Today we stopped at three of the rest stops to read the citations.
This one remembers:
Peter Badcoe VCDetails on the others can be found at this very informative site: www.remembrancedriveway.org.au.
41400 Major Peter John BADCOE
Australian Army Training Team Vietnam.
23 February to 7 April 1967.
Thua Thien Province, South Vietnam.
On 23 February, in Phu Thu District, Major Badcoe with complete disregard for his own safety moved alone across 600 metres of fire swept ground and reached a United States Medical Adviser wounded by enemy fire, attended to him and ensured his future safety. He then organised a force of one platoon and led them towards the enemy post. His personal leadership, words of encouragement, and actions in the face of hostile enemy fire forced the platoon to successfully assault the enemy position and capture it.

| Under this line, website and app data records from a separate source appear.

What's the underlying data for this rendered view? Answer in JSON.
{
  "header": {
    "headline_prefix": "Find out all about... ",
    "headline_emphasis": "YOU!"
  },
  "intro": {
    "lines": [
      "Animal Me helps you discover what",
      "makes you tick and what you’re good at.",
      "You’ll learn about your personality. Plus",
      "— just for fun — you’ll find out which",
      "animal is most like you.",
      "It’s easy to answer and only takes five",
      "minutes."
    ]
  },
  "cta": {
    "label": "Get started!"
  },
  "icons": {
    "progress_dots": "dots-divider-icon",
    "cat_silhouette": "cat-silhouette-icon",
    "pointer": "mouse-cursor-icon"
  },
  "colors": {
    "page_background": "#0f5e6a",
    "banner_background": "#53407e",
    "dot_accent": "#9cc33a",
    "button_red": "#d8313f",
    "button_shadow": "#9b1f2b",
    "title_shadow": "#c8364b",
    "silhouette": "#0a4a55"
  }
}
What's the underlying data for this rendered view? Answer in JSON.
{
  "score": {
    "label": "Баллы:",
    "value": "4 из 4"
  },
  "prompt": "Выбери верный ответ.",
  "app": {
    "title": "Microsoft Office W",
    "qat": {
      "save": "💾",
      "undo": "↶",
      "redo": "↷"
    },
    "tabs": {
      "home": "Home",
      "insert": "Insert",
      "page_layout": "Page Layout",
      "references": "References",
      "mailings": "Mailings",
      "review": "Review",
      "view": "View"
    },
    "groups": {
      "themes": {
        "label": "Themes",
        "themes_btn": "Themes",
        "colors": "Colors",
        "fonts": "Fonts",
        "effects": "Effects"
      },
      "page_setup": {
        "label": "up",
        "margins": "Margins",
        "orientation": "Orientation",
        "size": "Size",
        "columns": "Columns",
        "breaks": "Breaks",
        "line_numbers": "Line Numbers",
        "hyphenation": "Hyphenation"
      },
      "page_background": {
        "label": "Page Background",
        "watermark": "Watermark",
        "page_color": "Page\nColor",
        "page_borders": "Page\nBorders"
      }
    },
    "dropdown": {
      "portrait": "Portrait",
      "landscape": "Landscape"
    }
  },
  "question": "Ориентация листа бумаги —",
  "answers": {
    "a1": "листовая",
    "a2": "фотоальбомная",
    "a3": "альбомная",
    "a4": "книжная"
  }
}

On 7th March 1967, in Quang Dien District, Major Badcoe led a company in an attack over open terrain to assault and capture a heavily defended enemy position. In the face of certain death and heavy losses his personal courage and leadership turned certain defeat into victory and prevented the enemy from capturing District Headquarters.
On 7th April 1967, in Huong Tra District, Major Badcoe was with a South Vietnamese company which came under heavy small arms fire and withdrew to a cemetery for cover. This left Major Badcoe and his radio operator about 50 metres in front of the leading elements, under heavy mortar fire. Seeing this withdrawal, Major Badcoe ran back to them, moved amongst them and by encouragement and example got them moving forward again. He then set out in front of the company to lead them on and when getting up to throw a grenade he was hit and killed by a burst of machine gun fire.
"Major Badcoe's conspicuous gallantry and leadership on all these occasions was an inspiration to all, each action, ultimately, was successful, due entirely to his efforts, the final one ending in his death. His valour and leadership were in the best traditions of the military profession and the Australian Regular Army".
(London Gazette: 13 October 1967; Supplement, 17 October 1967).
Peter John Badcoe was born in Adelaide on 11 January 1934. He was buried at the Terendak Cemetery, Malaysia.